### TASK REQUIREMENTS
Quote the records that follow in full and exactly; leave out the pictures.

Stored entries:
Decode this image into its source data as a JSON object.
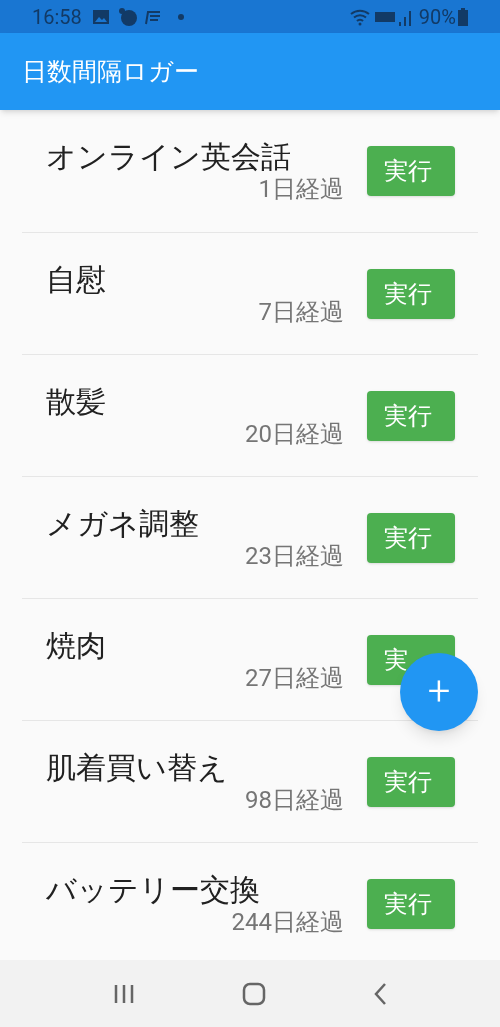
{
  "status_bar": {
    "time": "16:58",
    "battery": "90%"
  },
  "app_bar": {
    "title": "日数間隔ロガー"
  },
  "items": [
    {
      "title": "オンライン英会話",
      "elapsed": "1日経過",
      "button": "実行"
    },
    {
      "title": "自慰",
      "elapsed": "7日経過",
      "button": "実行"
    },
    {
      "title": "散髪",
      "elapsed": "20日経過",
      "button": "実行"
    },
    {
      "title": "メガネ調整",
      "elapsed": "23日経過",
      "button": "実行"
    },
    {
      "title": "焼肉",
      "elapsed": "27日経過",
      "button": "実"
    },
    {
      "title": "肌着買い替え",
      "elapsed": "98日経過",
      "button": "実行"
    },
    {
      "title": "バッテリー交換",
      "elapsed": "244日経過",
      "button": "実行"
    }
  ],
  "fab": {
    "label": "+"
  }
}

### EXERCISE RESULT
Decode this image into its source data as a JSON object.
{
  "status_bar": {
    "time": "16:58",
    "battery": "90%"
  },
  "app_bar": {
    "title": "日数間隔ロガー"
  },
  "items": [
    {
      "title": "オンライン英会話",
      "elapsed": "1日経過",
      "button": "実行"
    },
    {
      "title": "自慰",
      "elapsed": "7日経過",
      "button": "実行"
    },
    {
      "title": "散髪",
      "elapsed": "20日経過",
      "button": "実行"
    },
    {
      "title": "メガネ調整",
      "elapsed": "23日経過",
      "button": "実行"
    },
    {
      "title": "焼肉",
      "elapsed": "27日経過",
      "button": "実"
    },
    {
      "title": "肌着買い替え",
      "elapsed": "98日経過",
      "button": "実行"
    },
    {
      "title": "バッテリー交換",
      "elapsed": "244日経過",
      "button": "実行"
    }
  ],
  "fab": {
    "label": "+"
  }
}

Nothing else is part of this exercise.